My partner Yeong arrived today and he and his son James, who lives in Chicago (he’s a trader at the Chicago Exchange), took me out for a day-late birthday dinner at an excellent Italian restaurant, Prosecco. We made it back to the hotel in time for the Random House-hosted riverboat cruise party that embarked at 8pm. They had hors d’oeuvre and an open bar. We went inland, down the south branch of the Chicago River, turned around at a raisable railroad bridge that wasn’t raised, headed back through downtown and then out onto the lake, making a big oblong loop from north to south, giving us a spectacular view of the Chicago skyline. It was a three hour tour! On the boat I chatted with Liza and Gary Wolfe – both for the first time at the con; they lead much busier schedules than mine – Kirsten and husband Aaron, Beth Gwinn, Ellen Datlow, Robert Reed, Kay Kenyon, Karen Haber, Rob Sawyer, Connie Willis, and probably others I don’t recall; other luminaries, John Joseph Adams and Joe Haldeman and Robert Silverberg and George R.R. Martin, were also onboard. It cooled off nicely after a day of humid heat, though the Blue Moon was hidden behind a gauzy film of thin clouds.

We were back by 11. I briefly checked out the top party floor in the east tower, which included both the Tor party and something called ‘Barfleet’, which apparently featured adult entertainment, but the entire floor was crowded and hot. I made one circuit through the Tor party, seeing no one I knew, and exited the floor forthwith. On the way to the elevator to my room in the other tower I paused briefly to chat with a group including Jim Kelly and John Kessel and Lawrence Person and Rick Wilber and Jacob and Rina Weisman, as they floated anthology ideas. I told them something I heard today: a nongenre publisher thought that a story wasn’t SF unless it had a dinosaur in it. (Did Ellen tell that anecdote? Now I don’t remember.) They also floated an SF version of ‘Fifty Shades of..’ If these anthologies ever appear, you heard it here first.

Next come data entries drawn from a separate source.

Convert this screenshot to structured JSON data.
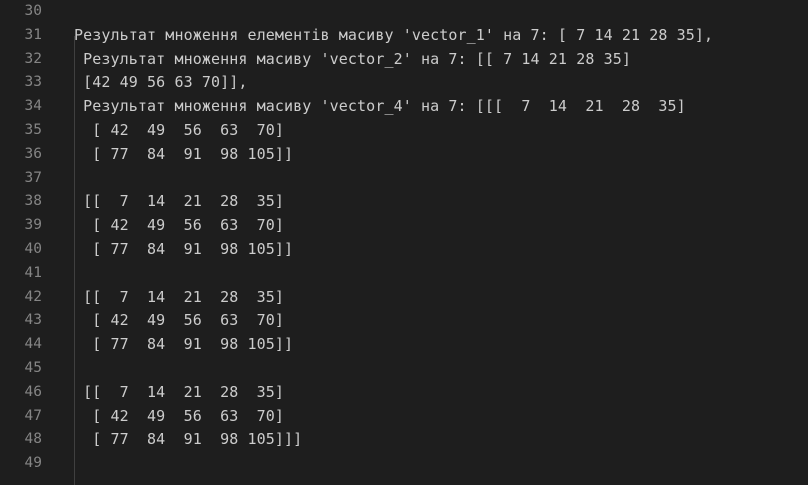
{
  "editor": {
    "lines": [
      {
        "num": "30",
        "text": ""
      },
      {
        "num": "31",
        "text": "Результат множення елементів масиву 'vector_1' на 7: [ 7 14 21 28 35],"
      },
      {
        "num": "32",
        "text": " Результат множення масиву 'vector_2' на 7: [[ 7 14 21 28 35]"
      },
      {
        "num": "33",
        "text": " [42 49 56 63 70]],"
      },
      {
        "num": "34",
        "text": " Результат множення масиву 'vector_4' на 7: [[[  7  14  21  28  35]"
      },
      {
        "num": "35",
        "text": "  [ 42  49  56  63  70]"
      },
      {
        "num": "36",
        "text": "  [ 77  84  91  98 105]]"
      },
      {
        "num": "37",
        "text": ""
      },
      {
        "num": "38",
        "text": " [[  7  14  21  28  35]"
      },
      {
        "num": "39",
        "text": "  [ 42  49  56  63  70]"
      },
      {
        "num": "40",
        "text": "  [ 77  84  91  98 105]]"
      },
      {
        "num": "41",
        "text": ""
      },
      {
        "num": "42",
        "text": " [[  7  14  21  28  35]"
      },
      {
        "num": "43",
        "text": "  [ 42  49  56  63  70]"
      },
      {
        "num": "44",
        "text": "  [ 77  84  91  98 105]]"
      },
      {
        "num": "45",
        "text": ""
      },
      {
        "num": "46",
        "text": " [[  7  14  21  28  35]"
      },
      {
        "num": "47",
        "text": "  [ 42  49  56  63  70]"
      },
      {
        "num": "48",
        "text": "  [ 77  84  91  98 105]]]"
      },
      {
        "num": "49",
        "text": ""
      }
    ]
  },
  "colors": {
    "background": "#1e1e1e",
    "line_number": "#858585",
    "text": "#cccccc",
    "indent_guide": "#404040"
  }
}
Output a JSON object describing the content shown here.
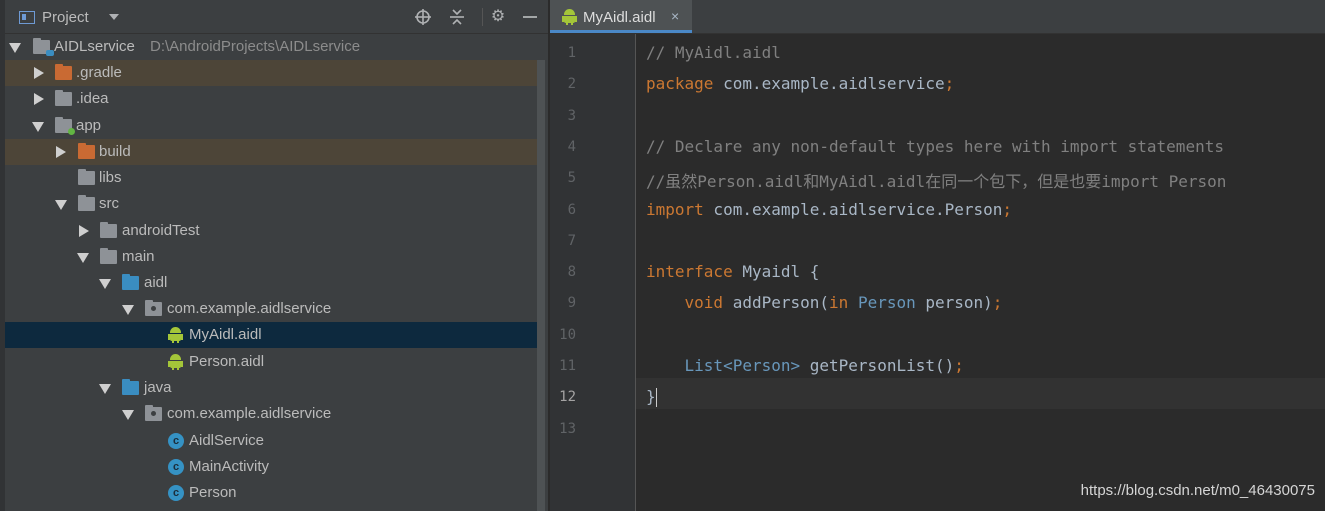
{
  "project_panel": {
    "title": "Project",
    "header_icons": [
      "locate-icon",
      "collapse-all-icon",
      "gear-icon",
      "minimize-icon"
    ],
    "tree": [
      {
        "label": "AIDLservice",
        "path": "D:\\AndroidProjects\\AIDLservice",
        "icon": "module-folder-icon",
        "state": "expanded"
      },
      {
        "label": ".gradle",
        "icon": "folder-orange-icon",
        "state": "collapsed"
      },
      {
        "label": ".idea",
        "icon": "folder-gray-icon",
        "state": "collapsed"
      },
      {
        "label": "app",
        "icon": "module-folder-icon",
        "state": "expanded"
      },
      {
        "label": "build",
        "icon": "folder-orange-icon",
        "state": "collapsed"
      },
      {
        "label": "libs",
        "icon": "folder-gray-icon",
        "state": "leaf"
      },
      {
        "label": "src",
        "icon": "folder-gray-icon",
        "state": "expanded"
      },
      {
        "label": "androidTest",
        "icon": "folder-gray-icon",
        "state": "collapsed"
      },
      {
        "label": "main",
        "icon": "folder-gray-icon",
        "state": "expanded"
      },
      {
        "label": "aidl",
        "icon": "folder-blue-icon",
        "state": "expanded"
      },
      {
        "label": "com.example.aidlservice",
        "icon": "package-icon",
        "state": "expanded"
      },
      {
        "label": "MyAidl.aidl",
        "icon": "android-icon",
        "state": "selected"
      },
      {
        "label": "Person.aidl",
        "icon": "android-icon",
        "state": "leaf"
      },
      {
        "label": "java",
        "icon": "folder-blue-icon",
        "state": "expanded"
      },
      {
        "label": "com.example.aidlservice",
        "icon": "package-icon",
        "state": "expanded"
      },
      {
        "label": "AidlService",
        "icon": "class-icon",
        "state": "leaf"
      },
      {
        "label": "MainActivity",
        "icon": "class-icon",
        "state": "leaf"
      },
      {
        "label": "Person",
        "icon": "class-icon",
        "state": "leaf"
      }
    ]
  },
  "editor": {
    "tab": {
      "label": "MyAidl.aidl",
      "close": "×"
    },
    "current_line": 12,
    "line_numbers": [
      "1",
      "2",
      "3",
      "4",
      "5",
      "6",
      "7",
      "8",
      "9",
      "10",
      "11",
      "12",
      "13"
    ],
    "lines": [
      [
        {
          "t": "// MyAidl.aidl",
          "c": "cm"
        }
      ],
      [
        {
          "t": "package",
          "c": "kw"
        },
        {
          "t": " com.example.aidlservice",
          "c": ""
        },
        {
          "t": ";",
          "c": "kw"
        }
      ],
      [],
      [
        {
          "t": "// Declare any non-default types here with import statements",
          "c": "cm"
        }
      ],
      [
        {
          "t": "//虽然Person.aidl和MyAidl.aidl在同一个包下，但是也要import Person",
          "c": "cm"
        }
      ],
      [
        {
          "t": "import",
          "c": "kw"
        },
        {
          "t": " com.example.aidlservice.Person",
          "c": ""
        },
        {
          "t": ";",
          "c": "kw"
        }
      ],
      [],
      [
        {
          "t": "interface",
          "c": "kw"
        },
        {
          "t": " Myaidl {",
          "c": ""
        }
      ],
      [
        {
          "t": "    ",
          "c": ""
        },
        {
          "t": "void",
          "c": "kw"
        },
        {
          "t": " addPerson(",
          "c": ""
        },
        {
          "t": "in",
          "c": "kw"
        },
        {
          "t": " ",
          "c": ""
        },
        {
          "t": "Person",
          "c": "ty"
        },
        {
          "t": " person)",
          "c": ""
        },
        {
          "t": ";",
          "c": "kw"
        }
      ],
      [],
      [
        {
          "t": "    ",
          "c": ""
        },
        {
          "t": "List<Person>",
          "c": "ty"
        },
        {
          "t": " getPersonList()",
          "c": ""
        },
        {
          "t": ";",
          "c": "kw"
        }
      ],
      [
        {
          "t": "}",
          "c": ""
        }
      ],
      []
    ]
  },
  "watermark": "https://blog.csdn.net/m0_46430075",
  "colors": {
    "panel_bg": "#3c3f41",
    "editor_bg": "#2b2b2b",
    "keyword": "#cc7832",
    "comment": "#808080",
    "type": "#6897bb",
    "selection": "#0d293e"
  }
}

The view from my window on the 28th floor is of the office building next door. Curious observation: since this morning, a floor and a half of that building, two or three floors below me, has emptied out. I guess the tenants vacated.